In Georgia, Kemp has called a face mandate a “bridge too far” for him to go.
“I think certainly states know their local situation best and I trust that the states will continue to do what’s best for their citizens just as Georgia has done,” Loeffler said.
CARES Act funding still available
Loeffler also talked about federal funds that are available to Georgians and institutions to help offset the impact the pandemic is having on the community.
“There remains significant funding left in the CARES Act to make sure that our hospitals (and) our health agencies — our public health agencies — are funded, but also getting that relief to families and employers,” Loeffler said. “So, I’ve been really focused on the case work that we’ve done across the state to connect Georgians to that relief, but then also working with the governor to figure out what the needs are on the ground.”
As Congress continues to work on legislation related to the COVID-19 response, however, Loeffler said she expects areas that have not already been addressed will begin to get a look.
“I think there will be an effort to look at what was missed by the CARES Act holistically,” she said. “There’s another element in the CARES Act called the Main Street Lending Program. That’s for slightly larger employers. So, for those family-owned businesses, such as a restaurant, (what could be looked at is) what can we do to really target sectors and industries — hospitality for example.

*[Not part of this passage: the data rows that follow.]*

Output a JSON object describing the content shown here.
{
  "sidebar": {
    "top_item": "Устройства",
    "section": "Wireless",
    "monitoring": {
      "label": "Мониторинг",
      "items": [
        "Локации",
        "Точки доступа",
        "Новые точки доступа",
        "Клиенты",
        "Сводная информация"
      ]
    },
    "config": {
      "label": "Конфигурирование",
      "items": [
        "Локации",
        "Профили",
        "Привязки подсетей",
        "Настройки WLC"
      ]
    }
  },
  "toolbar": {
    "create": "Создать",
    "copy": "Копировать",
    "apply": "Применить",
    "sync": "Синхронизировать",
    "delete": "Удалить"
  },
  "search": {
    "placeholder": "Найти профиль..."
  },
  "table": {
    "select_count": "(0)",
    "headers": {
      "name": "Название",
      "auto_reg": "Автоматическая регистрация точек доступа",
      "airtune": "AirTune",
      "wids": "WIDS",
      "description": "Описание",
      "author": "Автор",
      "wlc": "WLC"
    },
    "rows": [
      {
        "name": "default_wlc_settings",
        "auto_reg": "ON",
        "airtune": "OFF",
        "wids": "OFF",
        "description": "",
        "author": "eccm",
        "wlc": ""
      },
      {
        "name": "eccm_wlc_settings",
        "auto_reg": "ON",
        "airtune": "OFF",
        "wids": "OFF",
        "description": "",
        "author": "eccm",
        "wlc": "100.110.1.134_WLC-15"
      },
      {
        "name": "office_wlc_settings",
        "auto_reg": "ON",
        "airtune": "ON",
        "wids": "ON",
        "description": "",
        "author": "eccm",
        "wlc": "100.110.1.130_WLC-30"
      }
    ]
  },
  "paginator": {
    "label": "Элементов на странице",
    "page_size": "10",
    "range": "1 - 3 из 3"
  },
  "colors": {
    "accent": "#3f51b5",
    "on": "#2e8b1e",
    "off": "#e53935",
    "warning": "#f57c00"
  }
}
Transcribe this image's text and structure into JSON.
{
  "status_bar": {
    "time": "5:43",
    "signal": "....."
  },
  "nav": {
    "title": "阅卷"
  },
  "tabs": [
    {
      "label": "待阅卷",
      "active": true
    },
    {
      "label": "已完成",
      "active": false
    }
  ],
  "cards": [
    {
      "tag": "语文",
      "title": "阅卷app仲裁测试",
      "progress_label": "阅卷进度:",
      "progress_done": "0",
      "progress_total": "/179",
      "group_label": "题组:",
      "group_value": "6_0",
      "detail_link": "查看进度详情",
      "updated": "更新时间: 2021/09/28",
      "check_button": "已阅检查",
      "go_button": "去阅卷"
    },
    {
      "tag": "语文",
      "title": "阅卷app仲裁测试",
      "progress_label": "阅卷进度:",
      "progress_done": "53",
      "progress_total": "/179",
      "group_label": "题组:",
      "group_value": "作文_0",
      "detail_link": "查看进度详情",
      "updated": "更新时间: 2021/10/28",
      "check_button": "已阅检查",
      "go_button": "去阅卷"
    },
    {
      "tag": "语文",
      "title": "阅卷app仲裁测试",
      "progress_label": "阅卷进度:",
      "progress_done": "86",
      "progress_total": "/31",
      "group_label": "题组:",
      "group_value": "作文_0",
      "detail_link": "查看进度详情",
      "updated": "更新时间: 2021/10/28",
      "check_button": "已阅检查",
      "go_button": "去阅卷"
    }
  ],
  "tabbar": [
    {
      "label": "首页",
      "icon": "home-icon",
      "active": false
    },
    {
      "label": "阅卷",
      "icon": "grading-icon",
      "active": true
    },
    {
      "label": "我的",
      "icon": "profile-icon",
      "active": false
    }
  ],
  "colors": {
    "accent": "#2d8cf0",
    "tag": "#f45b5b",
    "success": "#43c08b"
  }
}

“Travel and hospitality have been so hard hit. They’re major employers. They provide services that we all rely on in our every day lives and it’s vitally important that they are there when we’re ready to get back to normal activities, so we will definitely be looking at that.”
Loeffler also pushes back against ‘Defund The Police’ movement
Another big issue in the news lately has been the protests over the treatment of African-Americans. There have been several protests in metro Atlanta, as well as elsewhere around the country over the issue.
The senator did issue support for police and other law enforcement as protests have targeted their treatment of minority populations. She has been particularly opposed to the movement to defund police departments.
Loeffler said she believes that movement hurts officer morale and increases the chances of rising crime rates. As a result, she signed on as a co-sponsor of the Justice Act filed by Sen. Tim Scott, R-S.C., that is designed to be a Republican attempt at police reform.
Loeffler also filed the Protecting Public Safety and Support Law Enforcement Act, which targets federal highway safety funding for communities that choose to decrease funding for police, in June.
“The left is pushing this dangerous effort to defund the police, and I have been working hard to support law enforcement,” Loeffler said. “I have introduced legislation that would cause municipalities and states to lose federal funding dollars if they, like New York City did (Tuesday) night, actively move to defund the police without a budgetary reason.”
But as the protests have taken place this summer, with most of them being peaceful, conservatives — particularly President Donald Trump — have been targeting Antifa, a left-leaning group. They have been accusing the group of stirring violence that has broken at some protests.
In early June, Loeffler co-sponsored a resolution to label Antifa a domestic terrorist organization. At the time, she alleged that “the violence, destruction and anarchy brought to cities across America by mobs incited by Antifa are not principled protests and are detracting from the peaceful protests.”